Also Read: How to learn art history through typography

To him, “Aptos is an attempt to temper that effect and draw the reader in to read first without any presupposed sense of the message”.

The other challenge that a default font has to rise up to, is the task of supporting “all kinds of documents—from essays to technical documents, from business letters to invoices and newsletters,” says Rathna Ramanathan, a children’s book author and graphic designer who researches intercultural communication design and typography. 

“Given how global the use of MS Office is, the default font needs to cater to different kinds of users with different technical fluencies,” she notes. For her, the perfect default font is “functional, not fussy, and easy to use”. 

A font also needs to adapt well to the technology that displays it. So far, decisions concerning a font change on the MS Office Suite have coincided with milestones in technological advancement. Calibri dethroned Times New Roman around the time that Apple launched its first iPhone, which was an industry disruptor. Now, more than 15 years later, the demand is for a font that holds its own on UltraHD and 4K screens. Microsoft specifically mentions as much in a post on Medium that announced the roll-out of Aptos. 

“We very rarely print documents anymore—we are instead viewing them on our phones, tablets or on our computers,” notes Ramanathan. To her, Aptos “is born for reading on a screen”. 

Also Read: The man who brought flourish to Indian typefaces


When dealing with chunks of text on a daily basis, however, typographic preferences go beyond defaults.

“Obsessed with fonts”, India-born, US-based writer Nishanth Injam, writes with a different font each time he starts a new story. “At least for the first draft, as I fine-tune the voice, I run through different fonts, matchmaking till I find something that clicks,” he says. The idea is that with every new font, he can make a “clean break” from work he’s done before, to make way for “something new to emerge”. 

For some others, changing a font—even midway through a draft —is an instinctive act as they work through mental blocks. Editor Gayatri Goswami reformats files to Times New Roman before she works on them. “When dealing with so much text on a daily basis, tidy fonts that ensure an ease of reading are critical,” she says. 

Also Read: How to organise your work life like a monk

This leads back to Rajpurohit’s observation on the design of each alphabet of a font. He explains that factors like the width of letters, the height of the lowercase letters compared to capital letters and the spacing between each letter can lead to users nurturing specific, personal font preferences. 

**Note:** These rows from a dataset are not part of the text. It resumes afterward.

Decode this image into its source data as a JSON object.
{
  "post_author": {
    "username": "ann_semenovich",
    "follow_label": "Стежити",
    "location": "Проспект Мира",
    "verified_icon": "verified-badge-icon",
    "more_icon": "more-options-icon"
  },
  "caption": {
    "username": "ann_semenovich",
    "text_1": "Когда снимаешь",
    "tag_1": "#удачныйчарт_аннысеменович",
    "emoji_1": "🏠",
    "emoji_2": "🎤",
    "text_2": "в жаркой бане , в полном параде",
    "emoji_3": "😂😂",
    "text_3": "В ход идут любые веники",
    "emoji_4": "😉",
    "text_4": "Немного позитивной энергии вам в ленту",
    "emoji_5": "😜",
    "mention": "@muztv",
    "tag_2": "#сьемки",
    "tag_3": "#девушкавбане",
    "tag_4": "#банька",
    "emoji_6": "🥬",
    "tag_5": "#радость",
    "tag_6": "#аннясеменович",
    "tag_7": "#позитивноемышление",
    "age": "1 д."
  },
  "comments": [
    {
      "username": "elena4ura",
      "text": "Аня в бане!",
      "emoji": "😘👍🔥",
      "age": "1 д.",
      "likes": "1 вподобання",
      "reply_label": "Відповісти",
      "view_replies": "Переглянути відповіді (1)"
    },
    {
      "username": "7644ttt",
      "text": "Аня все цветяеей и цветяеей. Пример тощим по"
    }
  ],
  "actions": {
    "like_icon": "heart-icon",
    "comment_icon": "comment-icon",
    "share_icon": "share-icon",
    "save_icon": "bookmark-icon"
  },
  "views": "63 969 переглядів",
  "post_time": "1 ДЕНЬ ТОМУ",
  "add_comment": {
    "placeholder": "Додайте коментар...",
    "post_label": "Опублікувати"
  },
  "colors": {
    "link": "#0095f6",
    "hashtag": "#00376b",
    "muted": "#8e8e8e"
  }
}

Even a change from a serif font to a sans serif font makes for a huge shift in mindset. He lays out the difference: “Serif fonts are the ones with little feet or lines attached to the ends of their letters (like Times New Roman). They often give off a classic, formal feeling, like what you’d see in a book or newspaper. Sans serif fonts (like Arial, Calibri and Aptos) don’t have those extra bits; their letters are plain and simple. They feel more modern and straightforward, kind of like the text you’d see on websites or signs.”

While writer Daribha Lyndem describes her preferred fonts EB Garamond or Palatino—both serif types—as “fonts that look like something I would find in a novel”, translator Arunava Sinha finds that he prefers a sans-serif type, Gill Sans MT. He explains that “flaws in my text jump out at me when I read in Gill Sans MT. The problem with (a serif font) is that things seem to flow into each other so beautifully, I gloss over any errors,” he says. 

That fonts are essentially designed to support creation and consumption of content without drawing much attention to themselves, marks the act of designing them with a certain altruism. “Fonts are akin to air; vital yet often unnoticed,” says Rajpurohit. “The best font is one you have read without even realising it was there.”

Also Read: Why watchmakers need to invest more in typography

Next Story